There are many different technologies being used to enable collaboration internally: Webex and Citrix for group conferencing; chat within email clients brings presence information, helping to reduce emails and delays in responding to simple requests; Slack, Hipchat and now Microsoft Teams are a great leap forward on chat in that they are designed for groups, can be ordered by project and fully-searchable; prosumer file storage like Dropbox, Box and Google Drive makes it easier to sync files across multiple devices and share docs with teams; enterprise social networking offered by Jive and Yammer (part of Office 365) helps virtual teams to adhere. In fact, Office 365 brings many these capabilities into one environment – email, chat, boards, cards, file sharing, sites, calendaring, conferencing – and is fully integrated into Skype for Business.
These tools can be a great boon to productivity. But for enterprises that rely heavily on working with partners, there could be more gains and less pains from opening up their collaboration environment.
Collaboration in the shadows
If partners and suppliers cannot access enterprise collaboration systems, some employees will simply ignore security policy and set up or use their agency’s applications. The need to work with outsiders is one of the drivers behind Shadow IT growth. According to Dimension Data’s 2016 Connected Enterprise Report, consumer-grade collaboration apps are used in half of enterprises and is increasing. This is more pronounced among Millennials: 60 percent of them already use apps like Google Drive, Dropbox, Instagram and iCloud for collaboration versus only 38 percent of Baby Boomers.
IT management needs to recognize that some employees may be more productive when they are able to choose their own tools to collaborate. This must also be balanced by the need to reduce the risk of security leaks, breaches and hacks.

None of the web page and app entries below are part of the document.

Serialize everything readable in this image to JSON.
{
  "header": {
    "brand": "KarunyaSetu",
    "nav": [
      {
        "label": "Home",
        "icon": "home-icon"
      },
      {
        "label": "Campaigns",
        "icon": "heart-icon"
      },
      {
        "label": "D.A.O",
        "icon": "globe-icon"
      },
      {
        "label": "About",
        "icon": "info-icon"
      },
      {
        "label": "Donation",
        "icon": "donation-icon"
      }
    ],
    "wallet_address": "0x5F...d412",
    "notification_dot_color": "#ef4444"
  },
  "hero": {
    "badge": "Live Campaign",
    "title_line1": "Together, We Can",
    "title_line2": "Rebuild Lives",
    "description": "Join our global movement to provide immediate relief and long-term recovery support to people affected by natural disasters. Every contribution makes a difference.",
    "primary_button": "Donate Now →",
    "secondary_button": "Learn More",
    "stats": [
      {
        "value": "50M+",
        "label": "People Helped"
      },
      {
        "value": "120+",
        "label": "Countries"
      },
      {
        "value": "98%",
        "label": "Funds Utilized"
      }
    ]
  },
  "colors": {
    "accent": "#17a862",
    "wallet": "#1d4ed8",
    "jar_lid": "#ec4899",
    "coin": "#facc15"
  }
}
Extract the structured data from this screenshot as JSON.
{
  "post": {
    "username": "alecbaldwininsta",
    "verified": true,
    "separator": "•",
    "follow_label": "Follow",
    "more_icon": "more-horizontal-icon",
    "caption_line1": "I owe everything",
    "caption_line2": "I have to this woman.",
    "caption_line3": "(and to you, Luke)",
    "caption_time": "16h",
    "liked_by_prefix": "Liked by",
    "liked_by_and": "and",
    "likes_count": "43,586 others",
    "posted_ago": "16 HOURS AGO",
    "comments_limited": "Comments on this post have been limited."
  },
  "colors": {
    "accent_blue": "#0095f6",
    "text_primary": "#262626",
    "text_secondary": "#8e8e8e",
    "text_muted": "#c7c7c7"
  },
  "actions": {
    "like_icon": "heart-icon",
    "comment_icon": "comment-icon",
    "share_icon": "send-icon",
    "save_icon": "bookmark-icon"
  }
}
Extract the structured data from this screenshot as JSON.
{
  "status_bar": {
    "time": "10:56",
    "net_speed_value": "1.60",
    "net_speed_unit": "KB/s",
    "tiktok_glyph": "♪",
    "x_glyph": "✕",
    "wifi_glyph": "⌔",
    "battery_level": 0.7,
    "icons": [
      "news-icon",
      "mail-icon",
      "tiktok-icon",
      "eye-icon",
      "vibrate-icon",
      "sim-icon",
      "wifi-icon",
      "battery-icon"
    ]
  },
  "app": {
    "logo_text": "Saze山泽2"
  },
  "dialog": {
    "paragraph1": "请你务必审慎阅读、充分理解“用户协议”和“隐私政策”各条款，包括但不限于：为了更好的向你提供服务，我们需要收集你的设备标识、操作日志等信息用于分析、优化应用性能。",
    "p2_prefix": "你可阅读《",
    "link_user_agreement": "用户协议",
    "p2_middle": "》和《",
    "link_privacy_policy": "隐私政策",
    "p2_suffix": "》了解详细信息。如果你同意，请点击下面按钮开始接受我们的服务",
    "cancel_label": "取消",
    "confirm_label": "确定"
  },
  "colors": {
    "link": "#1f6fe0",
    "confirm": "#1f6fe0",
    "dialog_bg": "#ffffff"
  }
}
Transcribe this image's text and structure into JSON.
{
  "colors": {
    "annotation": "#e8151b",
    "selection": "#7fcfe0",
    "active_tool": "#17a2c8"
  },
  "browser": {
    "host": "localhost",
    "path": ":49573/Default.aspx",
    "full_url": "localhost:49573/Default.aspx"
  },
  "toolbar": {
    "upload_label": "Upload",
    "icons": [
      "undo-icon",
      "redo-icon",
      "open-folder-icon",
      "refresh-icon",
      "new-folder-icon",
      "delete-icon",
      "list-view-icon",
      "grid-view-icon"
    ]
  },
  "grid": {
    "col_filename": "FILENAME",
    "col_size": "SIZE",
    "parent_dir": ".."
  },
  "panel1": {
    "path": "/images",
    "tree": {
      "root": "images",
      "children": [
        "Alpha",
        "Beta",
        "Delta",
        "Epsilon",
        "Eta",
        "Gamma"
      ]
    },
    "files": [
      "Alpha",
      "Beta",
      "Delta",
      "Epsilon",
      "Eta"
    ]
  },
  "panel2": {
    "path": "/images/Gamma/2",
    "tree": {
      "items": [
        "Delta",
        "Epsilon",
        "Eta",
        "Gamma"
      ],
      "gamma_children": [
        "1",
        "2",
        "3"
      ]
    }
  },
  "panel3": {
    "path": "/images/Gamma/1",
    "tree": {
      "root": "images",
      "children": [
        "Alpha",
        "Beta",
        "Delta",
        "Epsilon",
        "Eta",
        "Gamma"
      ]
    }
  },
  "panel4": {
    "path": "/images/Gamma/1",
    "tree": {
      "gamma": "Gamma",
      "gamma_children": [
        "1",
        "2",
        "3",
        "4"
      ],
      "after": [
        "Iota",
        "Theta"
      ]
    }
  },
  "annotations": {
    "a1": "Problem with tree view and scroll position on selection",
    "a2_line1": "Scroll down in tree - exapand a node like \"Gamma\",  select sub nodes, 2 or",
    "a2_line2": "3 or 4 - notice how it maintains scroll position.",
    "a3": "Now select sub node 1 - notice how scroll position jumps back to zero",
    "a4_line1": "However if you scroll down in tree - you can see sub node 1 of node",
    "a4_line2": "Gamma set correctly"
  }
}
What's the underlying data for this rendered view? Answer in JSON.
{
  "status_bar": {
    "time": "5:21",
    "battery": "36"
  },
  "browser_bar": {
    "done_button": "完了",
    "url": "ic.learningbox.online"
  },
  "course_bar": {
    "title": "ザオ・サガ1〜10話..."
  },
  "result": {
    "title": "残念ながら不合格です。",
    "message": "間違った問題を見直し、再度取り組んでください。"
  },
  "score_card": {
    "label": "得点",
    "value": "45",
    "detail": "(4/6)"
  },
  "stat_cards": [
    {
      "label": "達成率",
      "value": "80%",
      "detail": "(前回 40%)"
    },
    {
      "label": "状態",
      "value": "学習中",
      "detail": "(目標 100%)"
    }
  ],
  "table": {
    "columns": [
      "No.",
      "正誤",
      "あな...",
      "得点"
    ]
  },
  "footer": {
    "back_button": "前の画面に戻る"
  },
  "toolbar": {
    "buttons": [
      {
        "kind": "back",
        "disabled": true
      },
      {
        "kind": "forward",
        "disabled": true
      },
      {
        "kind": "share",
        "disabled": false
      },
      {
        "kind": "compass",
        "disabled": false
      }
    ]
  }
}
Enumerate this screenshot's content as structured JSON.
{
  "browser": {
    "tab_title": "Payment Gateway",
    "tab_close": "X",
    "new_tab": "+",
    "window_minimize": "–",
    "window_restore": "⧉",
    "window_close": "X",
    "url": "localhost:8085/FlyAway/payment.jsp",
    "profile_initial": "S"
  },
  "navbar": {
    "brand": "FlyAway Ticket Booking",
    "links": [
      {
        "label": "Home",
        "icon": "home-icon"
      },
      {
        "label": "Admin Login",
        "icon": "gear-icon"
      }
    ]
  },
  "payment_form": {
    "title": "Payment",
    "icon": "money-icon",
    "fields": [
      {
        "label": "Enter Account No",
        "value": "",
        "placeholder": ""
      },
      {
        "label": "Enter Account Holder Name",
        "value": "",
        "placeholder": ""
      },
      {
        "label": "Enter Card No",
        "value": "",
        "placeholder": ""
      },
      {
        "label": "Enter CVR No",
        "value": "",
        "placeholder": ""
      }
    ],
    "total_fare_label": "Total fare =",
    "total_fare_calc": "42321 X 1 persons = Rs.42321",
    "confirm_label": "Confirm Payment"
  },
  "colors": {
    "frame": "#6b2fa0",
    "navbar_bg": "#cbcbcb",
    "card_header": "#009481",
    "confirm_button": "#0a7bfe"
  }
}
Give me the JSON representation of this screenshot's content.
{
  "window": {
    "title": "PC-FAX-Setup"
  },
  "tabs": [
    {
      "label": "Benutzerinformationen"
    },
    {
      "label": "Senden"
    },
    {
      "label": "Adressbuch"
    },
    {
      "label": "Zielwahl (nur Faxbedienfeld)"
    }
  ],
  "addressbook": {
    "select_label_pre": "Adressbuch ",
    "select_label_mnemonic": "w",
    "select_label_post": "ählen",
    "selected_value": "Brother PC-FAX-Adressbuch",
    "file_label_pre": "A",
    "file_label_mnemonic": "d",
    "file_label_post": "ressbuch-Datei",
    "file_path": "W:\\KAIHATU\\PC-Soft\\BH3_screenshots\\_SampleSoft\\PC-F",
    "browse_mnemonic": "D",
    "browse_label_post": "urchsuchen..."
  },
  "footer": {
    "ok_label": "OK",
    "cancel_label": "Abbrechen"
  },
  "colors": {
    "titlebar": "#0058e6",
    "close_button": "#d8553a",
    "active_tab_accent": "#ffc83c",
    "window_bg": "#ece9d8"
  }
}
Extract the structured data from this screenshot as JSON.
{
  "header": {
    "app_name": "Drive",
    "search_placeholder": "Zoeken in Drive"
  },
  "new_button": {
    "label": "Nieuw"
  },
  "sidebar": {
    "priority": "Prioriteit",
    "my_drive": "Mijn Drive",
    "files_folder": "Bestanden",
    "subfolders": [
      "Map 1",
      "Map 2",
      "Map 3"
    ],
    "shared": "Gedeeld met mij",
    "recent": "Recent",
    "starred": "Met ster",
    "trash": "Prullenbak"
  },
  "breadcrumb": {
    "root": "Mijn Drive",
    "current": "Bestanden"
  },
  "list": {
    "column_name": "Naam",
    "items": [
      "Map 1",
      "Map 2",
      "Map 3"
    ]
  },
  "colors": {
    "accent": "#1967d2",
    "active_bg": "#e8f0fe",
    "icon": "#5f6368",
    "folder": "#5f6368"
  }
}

So how can IT achieve this? Clearly, enterprises do not need to adopt or approve of every single collaboration tool available. This would create silos of information, massive security risks and possibly prove to be very expensive with costs hidden on company credit cards. A more controlled approach would be to extend their own enterprise collaboration tools or chat clients or storage apps outside the firewall to those third parties. Jive-X, for example, is one tool that has this partner enablement as a central focus. By opening up internal collaboration systems to trusted third-parties such as contracted freelancers, files and chats can remain stored in a secure location, and security is an issue of access management.
Reaping the benefits
Using the carefully planned and implement enterprise collaboration tools to work more productively with partners and suppliers will help foster closer working relationships. Relying on email as the only method of crossing the create divide (between internet and intranet) is a step back to the 20th century. Today’s digital user, whether an employee or an external party, expects to have a similar social app experience in the workplace to that of their personal lives. So if an essential part of your workflow is produced by an external partner, why are they not integrated into your collaboration environment?
To read more about collaboration and the possibilities that social tools can bring to enterprises, please visit: http://www.orange-business.com/en/unleash-power-in-your-enterprise-with-social-collaboration